(Component data from apps and pages)
*** Begin section ***

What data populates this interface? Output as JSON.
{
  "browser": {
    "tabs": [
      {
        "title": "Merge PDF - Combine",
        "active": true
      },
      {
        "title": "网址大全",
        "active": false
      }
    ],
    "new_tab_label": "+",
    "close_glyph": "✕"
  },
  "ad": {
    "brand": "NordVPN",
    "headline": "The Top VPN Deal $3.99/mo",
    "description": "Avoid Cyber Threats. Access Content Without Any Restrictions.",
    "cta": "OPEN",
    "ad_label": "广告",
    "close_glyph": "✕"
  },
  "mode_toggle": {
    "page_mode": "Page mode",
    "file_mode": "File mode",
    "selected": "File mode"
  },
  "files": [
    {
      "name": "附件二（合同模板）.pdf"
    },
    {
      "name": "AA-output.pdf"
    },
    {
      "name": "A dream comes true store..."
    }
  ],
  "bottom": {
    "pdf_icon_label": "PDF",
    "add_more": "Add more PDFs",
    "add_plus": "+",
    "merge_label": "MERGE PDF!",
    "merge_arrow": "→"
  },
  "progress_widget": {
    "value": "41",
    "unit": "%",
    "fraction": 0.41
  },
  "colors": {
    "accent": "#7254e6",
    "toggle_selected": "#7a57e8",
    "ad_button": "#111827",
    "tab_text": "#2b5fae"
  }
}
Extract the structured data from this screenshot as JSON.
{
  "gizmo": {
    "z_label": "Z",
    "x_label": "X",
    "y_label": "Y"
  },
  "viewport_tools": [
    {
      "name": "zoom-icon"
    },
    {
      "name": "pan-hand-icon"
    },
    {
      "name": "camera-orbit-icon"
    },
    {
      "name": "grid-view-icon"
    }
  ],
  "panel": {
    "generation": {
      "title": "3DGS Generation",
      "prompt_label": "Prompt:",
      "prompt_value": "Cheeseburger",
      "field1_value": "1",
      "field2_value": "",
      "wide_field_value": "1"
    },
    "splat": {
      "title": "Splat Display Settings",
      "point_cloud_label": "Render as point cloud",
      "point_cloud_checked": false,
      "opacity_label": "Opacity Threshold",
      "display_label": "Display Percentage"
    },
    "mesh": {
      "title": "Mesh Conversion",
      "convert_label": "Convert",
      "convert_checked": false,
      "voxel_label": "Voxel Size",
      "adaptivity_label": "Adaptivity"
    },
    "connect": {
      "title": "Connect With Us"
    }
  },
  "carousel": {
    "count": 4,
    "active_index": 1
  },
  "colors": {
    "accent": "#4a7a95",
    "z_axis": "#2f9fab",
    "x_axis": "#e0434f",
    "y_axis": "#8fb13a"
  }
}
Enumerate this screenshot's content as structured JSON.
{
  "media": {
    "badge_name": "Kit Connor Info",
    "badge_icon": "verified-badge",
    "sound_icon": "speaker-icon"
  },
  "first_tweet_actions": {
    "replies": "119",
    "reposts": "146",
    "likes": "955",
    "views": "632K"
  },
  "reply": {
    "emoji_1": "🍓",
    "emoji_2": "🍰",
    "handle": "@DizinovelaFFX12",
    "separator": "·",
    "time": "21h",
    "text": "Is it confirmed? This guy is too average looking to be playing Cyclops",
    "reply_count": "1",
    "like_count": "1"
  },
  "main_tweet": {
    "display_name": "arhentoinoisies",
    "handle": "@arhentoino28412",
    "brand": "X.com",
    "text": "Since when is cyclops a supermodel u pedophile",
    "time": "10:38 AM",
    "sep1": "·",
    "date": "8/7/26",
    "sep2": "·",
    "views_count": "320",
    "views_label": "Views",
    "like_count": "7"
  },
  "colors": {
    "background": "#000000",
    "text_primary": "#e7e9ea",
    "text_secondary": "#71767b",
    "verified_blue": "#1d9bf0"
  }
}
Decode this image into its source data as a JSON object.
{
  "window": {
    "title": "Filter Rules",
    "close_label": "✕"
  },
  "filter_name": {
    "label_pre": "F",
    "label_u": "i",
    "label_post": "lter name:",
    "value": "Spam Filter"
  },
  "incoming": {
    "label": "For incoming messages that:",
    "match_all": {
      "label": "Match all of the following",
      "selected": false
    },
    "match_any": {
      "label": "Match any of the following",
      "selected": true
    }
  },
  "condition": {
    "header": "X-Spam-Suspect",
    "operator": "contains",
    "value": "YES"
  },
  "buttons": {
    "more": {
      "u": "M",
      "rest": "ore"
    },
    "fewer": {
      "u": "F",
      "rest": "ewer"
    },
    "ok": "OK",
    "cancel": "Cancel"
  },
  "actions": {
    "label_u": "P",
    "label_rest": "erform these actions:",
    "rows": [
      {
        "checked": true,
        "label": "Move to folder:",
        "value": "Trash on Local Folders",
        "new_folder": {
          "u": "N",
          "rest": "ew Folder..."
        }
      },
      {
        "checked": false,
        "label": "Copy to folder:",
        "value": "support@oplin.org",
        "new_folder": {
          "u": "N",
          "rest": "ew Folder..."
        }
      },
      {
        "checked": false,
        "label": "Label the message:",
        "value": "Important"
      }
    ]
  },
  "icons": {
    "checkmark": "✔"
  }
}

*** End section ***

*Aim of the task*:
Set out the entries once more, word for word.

*Expected answer*:
What data populates this interface? Output as JSON.
{
  "browser": {
    "tabs": [
      {
        "title": "Merge PDF - Combine",
        "active": true
      },
      {
        "title": "网址大全",
        "active": false
      }
    ],
    "new_tab_label": "+",
    "close_glyph": "✕"
  },
  "ad": {
    "brand": "NordVPN",
    "headline": "The Top VPN Deal $3.99/mo",
    "description": "Avoid Cyber Threats. Access Content Without Any Restrictions.",
    "cta": "OPEN",
    "ad_label": "广告",
    "close_glyph": "✕"
  },
  "mode_toggle": {
    "page_mode": "Page mode",
    "file_mode": "File mode",
    "selected": "File mode"
  },
  "files": [
    {
      "name": "附件二（合同模板）.pdf"
    },
    {
      "name": "AA-output.pdf"
    },
    {
      "name": "A dream comes true store..."
    }
  ],
  "bottom": {
    "pdf_icon_label": "PDF",
    "add_more": "Add more PDFs",
    "add_plus": "+",
    "merge_label": "MERGE PDF!",
    "merge_arrow": "→"
  },
  "progress_widget": {
    "value": "41",
    "unit": "%",
    "fraction": 0.41
  },
  "colors": {
    "accent": "#7254e6",
    "toggle_selected": "#7a57e8",
    "ad_button": "#111827",
    "tab_text": "#2b5fae"
  }
}
Extract the structured data from this screenshot as JSON.
{
  "gizmo": {
    "z_label": "Z",
    "x_label": "X",
    "y_label": "Y"
  },
  "viewport_tools": [
    {
      "name": "zoom-icon"
    },
    {
      "name": "pan-hand-icon"
    },
    {
      "name": "camera-orbit-icon"
    },
    {
      "name": "grid-view-icon"
    }
  ],
  "panel": {
    "generation": {
      "title": "3DGS Generation",
      "prompt_label": "Prompt:",
      "prompt_value": "Cheeseburger",
      "field1_value": "1",
      "field2_value": "",
      "wide_field_value": "1"
    },
    "splat": {
      "title": "Splat Display Settings",
      "point_cloud_label": "Render as point cloud",
      "point_cloud_checked": false,
      "opacity_label": "Opacity Threshold",
      "display_label": "Display Percentage"
    },
    "mesh": {
      "title": "Mesh Conversion",
      "convert_label": "Convert",
      "convert_checked": false,
      "voxel_label": "Voxel Size",
      "adaptivity_label": "Adaptivity"
    },
    "connect": {
      "title": "Connect With Us"
    }
  },
  "carousel": {
    "count": 4,
    "active_index": 1
  },
  "colors": {
    "accent": "#4a7a95",
    "z_axis": "#2f9fab",
    "x_axis": "#e0434f",
    "y_axis": "#8fb13a"
  }
}
Enumerate this screenshot's content as structured JSON.
{
  "media": {
    "badge_name": "Kit Connor Info",
    "badge_icon": "verified-badge",
    "sound_icon": "speaker-icon"
  },
  "first_tweet_actions": {
    "replies": "119",
    "reposts": "146",
    "likes": "955",
    "views": "632K"
  },
  "reply": {
    "emoji_1": "🍓",
    "emoji_2": "🍰",
    "handle": "@DizinovelaFFX12",
    "separator": "·",
    "time": "21h",
    "text": "Is it confirmed? This guy is too average looking to be playing Cyclops",
    "reply_count": "1",
    "like_count": "1"
  },
  "main_tweet": {
    "display_name": "arhentoinoisies",
    "handle": "@arhentoino28412",
    "brand": "X.com",
    "text": "Since when is cyclops a supermodel u pedophile",
    "time": "10:38 AM",
    "sep1": "·",
    "date": "8/7/26",
    "sep2": "·",
    "views_count": "320",
    "views_label": "Views",
    "like_count": "7"
  },
  "colors": {
    "background": "#000000",
    "text_primary": "#e7e9ea",
    "text_secondary": "#71767b",
    "verified_blue": "#1d9bf0"
  }
}
Decode this image into its source data as a JSON object.
{
  "window": {
    "title": "Filter Rules",
    "close_label": "✕"
  },
  "filter_name": {
    "label_pre": "F",
    "label_u": "i",
    "label_post": "lter name:",
    "value": "Spam Filter"
  },
  "incoming": {
    "label": "For incoming messages that:",
    "match_all": {
      "label": "Match all of the following",
      "selected": false
    },
    "match_any": {
      "label": "Match any of the following",
      "selected": true
    }
  },
  "condition": {
    "header": "X-Spam-Suspect",
    "operator": "contains",
    "value": "YES"
  },
  "buttons": {
    "more": {
      "u": "M",
      "rest": "ore"
    },
    "fewer": {
      "u": "F",
      "rest": "ewer"
    },
    "ok": "OK",
    "cancel": "Cancel"
  },
  "actions": {
    "label_u": "P",
    "label_rest": "erform these actions:",
    "rows": [
      {
        "checked": true,
        "label": "Move to folder:",
        "value": "Trash on Local Folders",
        "new_folder": {
          "u": "N",
          "rest": "ew Folder..."
        }
      },
      {
        "checked": false,
        "label": "Copy to folder:",
        "value": "support@oplin.org",
        "new_folder": {
          "u": "N",
          "rest": "ew Folder..."
        }
      },
      {
        "checked": false,
        "label": "Label the message:",
        "value": "Important"
      }
    ]
  },
  "icons": {
    "checkmark": "✔"
  }
}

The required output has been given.